S&W, with some 1,700 employees, has been lauded by industrial trade groups in Massachusetts for their contributions to the state economy and a “rich legacy of supporting philanthropic efforts in the community throughout the decades,” to include creating manufacturing technology application programs seen as a model for the rest of the commonwealth and leading efforts to go green through the use of solar energy.
Other high-profile gun builders with smaller operations in Massachusetts include Savage Arms and Yankee Hill Machine, the latter founded in the state.
The company’s plastic injection molding facility in nearby but no less gun restrictive Deep River, Connecticut, will also be sold as part of the move, with a portion of its operations moved to Tennessee.
Figures provided by the National Shooting Sports Foundation stress the firearm industry already employs nearly 7,800 people in Tennessee through direct or indirect jobs and contributes over $1.07 billion in economic impact. The firearm industry pays $130.5 million in federal and state taxes annually and contributed an additional $22.1 million in excise taxes that benefit wildlife conservation.

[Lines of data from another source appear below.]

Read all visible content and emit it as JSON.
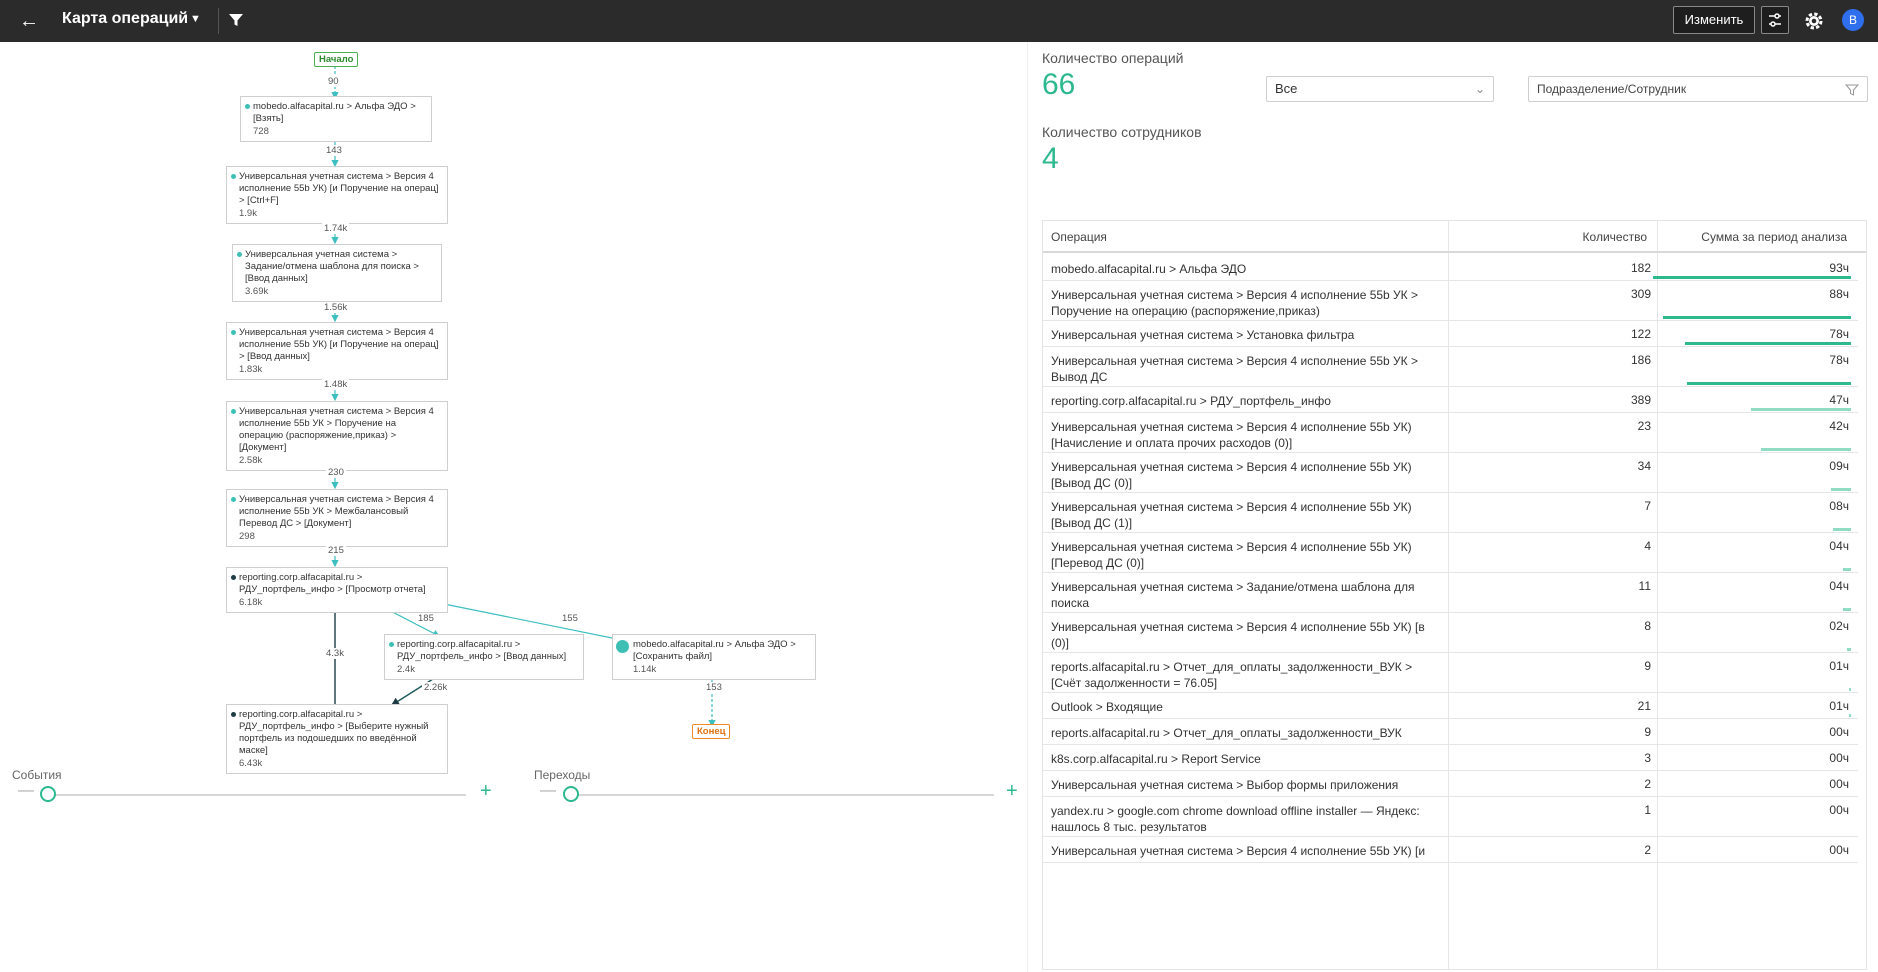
{
  "topbar": {
    "back_icon": "arrow-left-icon",
    "title": "Карта операций",
    "title_caret_icon": "caret-down-icon",
    "filter_icon": "filter-icon",
    "edit_button": "Изменить",
    "sliders_icon": "sliders-icon",
    "settings_icon": "gear-icon",
    "avatar_letter": "В"
  },
  "flow": {
    "start_label": "Начало",
    "end_label": "Конец",
    "nodes": [
      {
        "text": "mobedo.alfacapital.ru > Альфа ЭДО > [Взять]",
        "count": "728"
      },
      {
        "text": "Универсальная учетная система > Версия 4 исполнение 55b УК) [и Поручение на операц] > [Ctrl+F]",
        "count": "1.9k"
      },
      {
        "text": "Универсальная учетная система > Задание/отмена шаблона для поиска > [Ввод данных]",
        "count": "3.69k"
      },
      {
        "text": "Универсальная учетная система > Версия 4 исполнение 55b УК) [и Поручение на операц] > [Ввод данных]",
        "count": "1.83k"
      },
      {
        "text": "Универсальная учетная система > Версия 4 исполнение 55b УК > Поручение на операцию (распоряжение,приказ) > [Документ]",
        "count": "2.58k"
      },
      {
        "text": "Универсальная учетная система > Версия 4 исполнение 55b УК > Межбалансовый Перевод ДС > [Документ]",
        "count": "298"
      },
      {
        "text": "reporting.corp.alfacapital.ru > РДУ_портфель_инфо > [Просмотр отчета]",
        "count": "6.18k"
      },
      {
        "text": "reporting.corp.alfacapital.ru > РДУ_портфель_инфо > [Ввод данных]",
        "count": "2.4k"
      },
      {
        "text": "mobedo.alfacapital.ru > Альфа ЭДО > [Сохранить файл]",
        "count": "1.14k"
      },
      {
        "text": "reporting.corp.alfacapital.ru > РДУ_портфель_инфо > [Выберите нужный портфель из подошедших по введённой маске]",
        "count": "6.43k"
      }
    ],
    "edges": [
      "90",
      "143",
      "1.74k",
      "1.56k",
      "1.48k",
      "230",
      "215",
      "185",
      "155",
      "4.3k",
      "2.26k",
      "153"
    ]
  },
  "sliders": {
    "events_label": "События",
    "transitions_label": "Переходы"
  },
  "stats": {
    "ops_label": "Количество операций",
    "ops_value": "66",
    "employees_label": "Количество сотрудников",
    "employees_value": "4"
  },
  "filters": {
    "scope_value": "Все",
    "department_placeholder": "Подразделение/Сотрудник"
  },
  "table": {
    "headers": [
      "Операция",
      "Количество",
      "Сумма за период анализа"
    ],
    "rows": [
      {
        "op": "mobedo.alfacapital.ru > Альфа ЭДО",
        "count": "182",
        "sum": "93ч",
        "bar": 0.99
      },
      {
        "op": "Универсальная учетная система > Версия 4 исполнение 55b УК > Поручение на операцию (распоряжение,приказ)",
        "count": "309",
        "sum": "88ч",
        "bar": 0.94
      },
      {
        "op": "Универсальная учетная система > Установка фильтра",
        "count": "122",
        "sum": "78ч",
        "bar": 0.83
      },
      {
        "op": "Универсальная учетная система > Версия 4 исполнение 55b УК > Вывод ДС",
        "count": "186",
        "sum": "78ч",
        "bar": 0.82
      },
      {
        "op": "reporting.corp.alfacapital.ru > РДУ_портфель_инфо",
        "count": "389",
        "sum": "47ч",
        "bar": 0.5
      },
      {
        "op": "Универсальная учетная система > Версия 4 исполнение 55b УК) [Начисление и оплата прочих расходов (0)]",
        "count": "23",
        "sum": "42ч",
        "bar": 0.45
      },
      {
        "op": "Универсальная учетная система > Версия 4 исполнение 55b УК) [Вывод ДС (0)]",
        "count": "34",
        "sum": "09ч",
        "bar": 0.1
      },
      {
        "op": "Универсальная учетная система > Версия 4 исполнение 55b УК) [Вывод ДС (1)]",
        "count": "7",
        "sum": "08ч",
        "bar": 0.09
      },
      {
        "op": "Универсальная учетная система > Версия 4 исполнение 55b УК) [Перевод ДС (0)]",
        "count": "4",
        "sum": "04ч",
        "bar": 0.04
      },
      {
        "op": "Универсальная учетная система > Задание/отмена шаблона для поиска",
        "count": "11",
        "sum": "04ч",
        "bar": 0.04
      },
      {
        "op": "Универсальная учетная система > Версия 4 исполнение 55b УК) [в (0)]",
        "count": "8",
        "sum": "02ч",
        "bar": 0.02
      },
      {
        "op": "reports.alfacapital.ru > Отчет_для_оплаты_задолженности_ВУК > [Счёт задолженности = 76.05]",
        "count": "9",
        "sum": "01ч",
        "bar": 0.01
      },
      {
        "op": "Outlook > Входящие",
        "count": "21",
        "sum": "01ч",
        "bar": 0.01
      },
      {
        "op": "reports.alfacapital.ru > Отчет_для_оплаты_задолженности_ВУК",
        "count": "9",
        "sum": "00ч",
        "bar": 0.0
      },
      {
        "op": "k8s.corp.alfacapital.ru > Report Service",
        "count": "3",
        "sum": "00ч",
        "bar": 0.0
      },
      {
        "op": "Универсальная учетная система > Выбор формы приложения",
        "count": "2",
        "sum": "00ч",
        "bar": 0.0
      },
      {
        "op": "yandex.ru > google.com chrome download offline installer — Яндекс: нашлось 8 тыс. результатов",
        "count": "1",
        "sum": "00ч",
        "bar": 0.0
      },
      {
        "op": "Универсальная учетная система > Версия 4 исполнение 55b УК) [и",
        "count": "2",
        "sum": "00ч",
        "bar": 0.0
      }
    ]
  },
  "colors": {
    "accent": "#2db88f",
    "topbar": "#2b2b2b",
    "edge": "#3dbfc0",
    "edge_dark": "#1d3c44",
    "start": "#4caf50",
    "end": "#f08a24"
  }
}
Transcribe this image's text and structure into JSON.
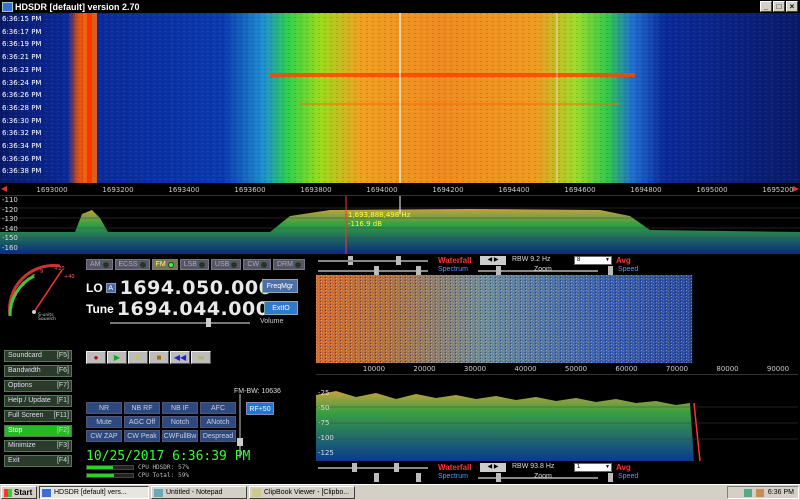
{
  "window": {
    "title": "HDSDR [default]  version 2.70"
  },
  "waterfall": {
    "times": [
      "6:36:15 PM",
      "6:36:17 PM",
      "6:36:19 PM",
      "6:36:21 PM",
      "6:36:23 PM",
      "6:36:24 PM",
      "6:36:26 PM",
      "6:36:28 PM",
      "6:36:30 PM",
      "6:36:32 PM",
      "6:36:34 PM",
      "6:36:36 PM",
      "6:36:38 PM"
    ],
    "freq_labels": [
      "1693000",
      "1693200",
      "1693400",
      "1693600",
      "1693800",
      "1694000",
      "1694200",
      "1694400",
      "1694600",
      "1694800",
      "1695000",
      "1695200"
    ]
  },
  "spectrum": {
    "db_labels": [
      "-110",
      "-120",
      "-130",
      "-140",
      "-150",
      "-160"
    ],
    "cursor_freq": "1,693,888,498 Hz",
    "cursor_level": "-116.9 dB"
  },
  "modes": [
    {
      "label": "AM",
      "active": false
    },
    {
      "label": "ECSS",
      "active": false
    },
    {
      "label": "FM",
      "active": true
    },
    {
      "label": "LSB",
      "active": false
    },
    {
      "label": "USB",
      "active": false
    },
    {
      "label": "CW",
      "active": false
    },
    {
      "label": "DRM",
      "active": false
    }
  ],
  "tuning": {
    "lo_label": "LO",
    "lo_badge": "A",
    "lo_freq": "1694.050.000",
    "tune_label": "Tune",
    "tune_freq": "1694.044.000",
    "freqmgr": "FreqMgr",
    "extio": "ExtIO",
    "volume_label": "Volume"
  },
  "smeter": {
    "label": "S-units\nSquelch",
    "scale": [
      "1",
      "3",
      "5",
      "7",
      "9",
      "+20",
      "+40"
    ]
  },
  "fkeys": [
    {
      "label": "Soundcard",
      "key": "[F5]"
    },
    {
      "label": "Bandwidth",
      "key": "[F6]"
    },
    {
      "label": "Options",
      "key": "[F7]"
    },
    {
      "label": "Help / Update",
      "key": "[F1]"
    },
    {
      "label": "Full Screen",
      "key": "[F11]"
    },
    {
      "label": "Stop",
      "key": "[F2]"
    },
    {
      "label": "Minimize",
      "key": "[F3]"
    },
    {
      "label": "Exit",
      "key": "[F4]"
    }
  ],
  "transport": [
    "●",
    "▶",
    "II",
    "■",
    "◀◀",
    "∞"
  ],
  "dsp": [
    "NR",
    "NB RF",
    "NB IF",
    "AFC",
    "Mute",
    "AGC Off",
    "Notch",
    "ANotch",
    "CW ZAP",
    "CW Peak",
    "CWFullBw",
    "Despread"
  ],
  "fm_bw": "FM-BW: 10636",
  "rf_btn": "RF+50",
  "datetime": "10/25/2017  6:36:39 PM",
  "cpu": [
    {
      "label": "CPU HDSDR:",
      "value": "57%",
      "level": 0.57
    },
    {
      "label": "CPU Total:",
      "value": "59%",
      "level": 0.59
    }
  ],
  "af_controls": {
    "waterfall": "Waterfall",
    "spectrum": "Spectrum",
    "rbw_top": "RBW  9.2 Hz",
    "rbw_bottom": "RBW  93.8 Hz",
    "avg": "Avg",
    "zoom": "Zoom",
    "speed": "Speed",
    "avg_top": "8",
    "avg_bottom": "1"
  },
  "af_axis": [
    "10000",
    "20000",
    "30000",
    "40000",
    "50000",
    "60000",
    "70000",
    "80000",
    "90000"
  ],
  "af_db": [
    "-25",
    "-50",
    "-75",
    "-100",
    "-125"
  ],
  "taskbar": {
    "start": "Start",
    "items": [
      "HDSDR [default] vers...",
      "Untitled - Notepad",
      "ClipBook Viewer - [Clipbo..."
    ],
    "clock": "6:36 PM"
  },
  "colors": {
    "accent": "#2f7ac9",
    "stop_green": "#22bb22",
    "datetime_green": "#33ff33",
    "cursor_yellow": "#ffff33"
  }
}
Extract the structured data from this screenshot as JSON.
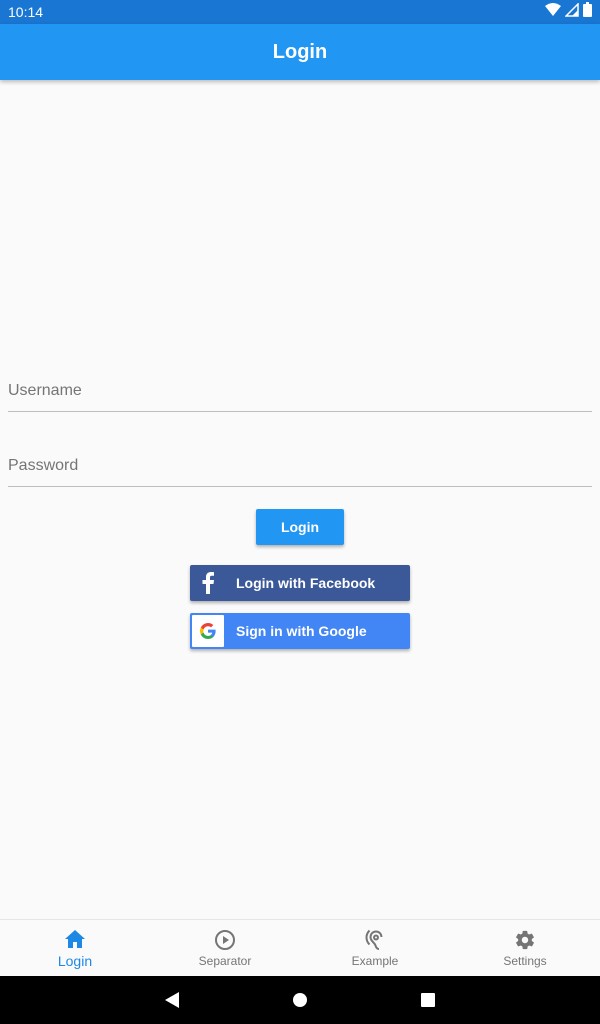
{
  "status_bar": {
    "time": "10:14",
    "icons": [
      "wifi-icon",
      "signal-icon",
      "battery-icon"
    ]
  },
  "app_bar": {
    "title": "Login",
    "color": "#2196f3"
  },
  "form": {
    "username": {
      "placeholder": "Username",
      "value": ""
    },
    "password": {
      "placeholder": "Password",
      "value": ""
    },
    "login_label": "Login"
  },
  "social": {
    "facebook": {
      "label": "Login with Facebook",
      "icon": "facebook-icon",
      "color": "#3b5998"
    },
    "google": {
      "label": "Sign in with Google",
      "icon": "google-icon",
      "color": "#4285f4"
    }
  },
  "bottom_nav": {
    "items": [
      {
        "label": "Login",
        "icon": "home-icon",
        "active": true
      },
      {
        "label": "Separator",
        "icon": "play-circle-icon",
        "active": false
      },
      {
        "label": "Example",
        "icon": "hearing-icon",
        "active": false
      },
      {
        "label": "Settings",
        "icon": "gear-icon",
        "active": false
      }
    ],
    "active_color": "#1e88e5"
  },
  "system_nav": {
    "buttons": [
      "back-icon",
      "home-circle-icon",
      "recents-icon"
    ]
  }
}
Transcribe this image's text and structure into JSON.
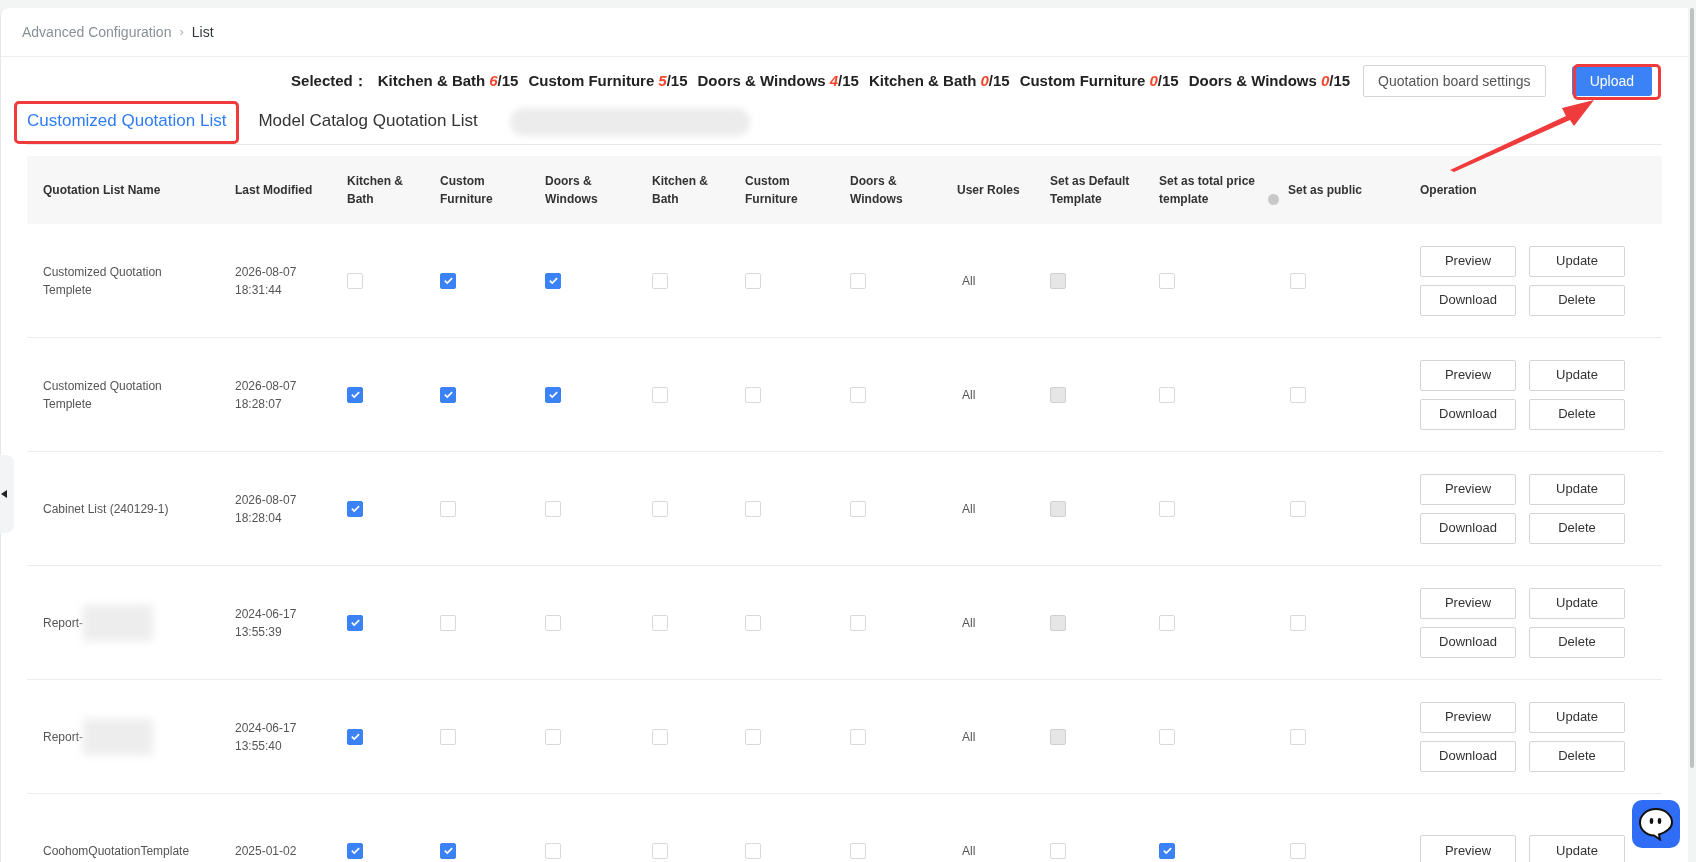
{
  "breadcrumb": {
    "separator": "›",
    "items": [
      {
        "label": "Advanced Configuration",
        "current": false
      },
      {
        "label": "List",
        "current": true
      }
    ]
  },
  "selected": {
    "label": "Selected：",
    "counts": [
      {
        "category": "Kitchen & Bath",
        "count": "6",
        "total": "/15"
      },
      {
        "category": "Custom Furniture",
        "count": "5",
        "total": "/15"
      },
      {
        "category": "Doors & Windows",
        "count": "4",
        "total": "/15"
      },
      {
        "category": "Kitchen & Bath",
        "count": "0",
        "total": "/15"
      },
      {
        "category": "Custom Furniture",
        "count": "0",
        "total": "/15"
      },
      {
        "category": "Doors & Windows",
        "count": "0",
        "total": "/15"
      }
    ]
  },
  "toolbar_buttons": [
    {
      "label": "Quotation board settings",
      "kind": "secondary"
    },
    {
      "label": "Upload",
      "kind": "primary"
    }
  ],
  "tabs": [
    {
      "label": "Customized Quotation List",
      "selected": true
    },
    {
      "label": "Model Catalog Quotation List",
      "selected": false
    }
  ],
  "table": {
    "columns": [
      {
        "label": "Quotation List Name",
        "info": false
      },
      {
        "label": "Last Modified",
        "info": false
      },
      {
        "label": "Kitchen & Bath",
        "info": false
      },
      {
        "label": "Custom Furniture",
        "info": false
      },
      {
        "label": "Doors & Windows",
        "info": false
      },
      {
        "label": "Kitchen & Bath",
        "info": false
      },
      {
        "label": "Custom Furniture",
        "info": false
      },
      {
        "label": "Doors & Windows",
        "info": false
      },
      {
        "label": "User Roles",
        "info": false
      },
      {
        "label": "Set as Default Template",
        "info": false
      },
      {
        "label": "Set as total price template",
        "info": true
      },
      {
        "label": "Set as public",
        "info": false
      },
      {
        "label": "Operation",
        "info": false
      }
    ],
    "rows": [
      {
        "name": "Customized Quotation Templete",
        "name_redacted": false,
        "date": "2026-08-07",
        "time": "18:31:44",
        "checks": [
          false,
          true,
          true,
          false,
          false,
          false
        ],
        "roles": "All",
        "default": {
          "checked": false,
          "disabled": true
        },
        "total_price": false,
        "public": false,
        "actions": [
          "Preview",
          "Update",
          "Download",
          "Delete"
        ]
      },
      {
        "name": "Customized Quotation Templete",
        "name_redacted": false,
        "date": "2026-08-07",
        "time": "18:28:07",
        "checks": [
          true,
          true,
          true,
          false,
          false,
          false
        ],
        "roles": "All",
        "default": {
          "checked": false,
          "disabled": true
        },
        "total_price": false,
        "public": false,
        "actions": [
          "Preview",
          "Update",
          "Download",
          "Delete"
        ]
      },
      {
        "name": "Cabinet List (240129-1)",
        "name_redacted": false,
        "date": "2026-08-07",
        "time": "18:28:04",
        "checks": [
          true,
          false,
          false,
          false,
          false,
          false
        ],
        "roles": "All",
        "default": {
          "checked": false,
          "disabled": true
        },
        "total_price": false,
        "public": false,
        "actions": [
          "Preview",
          "Update",
          "Download",
          "Delete"
        ]
      },
      {
        "name": "Report-",
        "name_redacted": true,
        "date": "2024-06-17",
        "time": "13:55:39",
        "checks": [
          true,
          false,
          false,
          false,
          false,
          false
        ],
        "roles": "All",
        "default": {
          "checked": false,
          "disabled": true
        },
        "total_price": false,
        "public": false,
        "actions": [
          "Preview",
          "Update",
          "Download",
          "Delete"
        ]
      },
      {
        "name": "Report-",
        "name_redacted": true,
        "date": "2024-06-17",
        "time": "13:55:40",
        "checks": [
          true,
          false,
          false,
          false,
          false,
          false
        ],
        "roles": "All",
        "default": {
          "checked": false,
          "disabled": true
        },
        "total_price": false,
        "public": false,
        "actions": [
          "Preview",
          "Update",
          "Download",
          "Delete"
        ]
      },
      {
        "name": "CoohomQuotationTemplate",
        "name_redacted": false,
        "date": "2025-01-02",
        "checks": [
          true,
          true,
          false,
          false,
          false,
          false
        ],
        "roles": "All",
        "default": {
          "checked": false,
          "disabled": false
        },
        "total_price": true,
        "public": false,
        "actions": [
          "Preview",
          "Update"
        ]
      }
    ]
  }
}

GUN MAKERS KNOW WHEN THEY AREN'T WANTED
S&W likely saw the writing on the wall and has been steadily pushing distribution to a state-of-the-art facility in Missouri. Troy Industries, who like S&W long called Springfield home, announced a move to Tennessee earlier this year.
When Colorado adopted a magazine capacity limit in 2013, Magpul kept a promise to leave the state, moving the next year to facilities in Wyoming and Texas. More recently, Weatherby, a rifle maker that called California home for generations, relocated to Wyoming as well.
Finally, although they called Illinois home for over 40 years, LMT, formerly known as Lewis Machine & Tool, pulled stumps in 2019 and opened a new factory just across the state line in pro-2A Iowa. They may have learned the trick from Olin-Winchester, as the ammo maker may be headquartered in the Land of Lincoln, but for the past several years has concentrated production in Mississippi, a constitutional carry state with industry-friendly practices.
“This follows a pattern of firearm and ammunition manufacturers that are migrating to states that respect the contributions of the firearm industry and respect the Second Amendment rights of those who purchase their products,” said Lawrence G. Keane, NSSF Senior Vice President and General Counsel. “The decision to expand production by any firearm manufacturer is indicative of the strong and vibrant market of lawful gun ownership. Firearm sales have been at record levels for more than 18 months and this investment in the future shows that the leading firearm manufacturers see a market with continued room for growth.”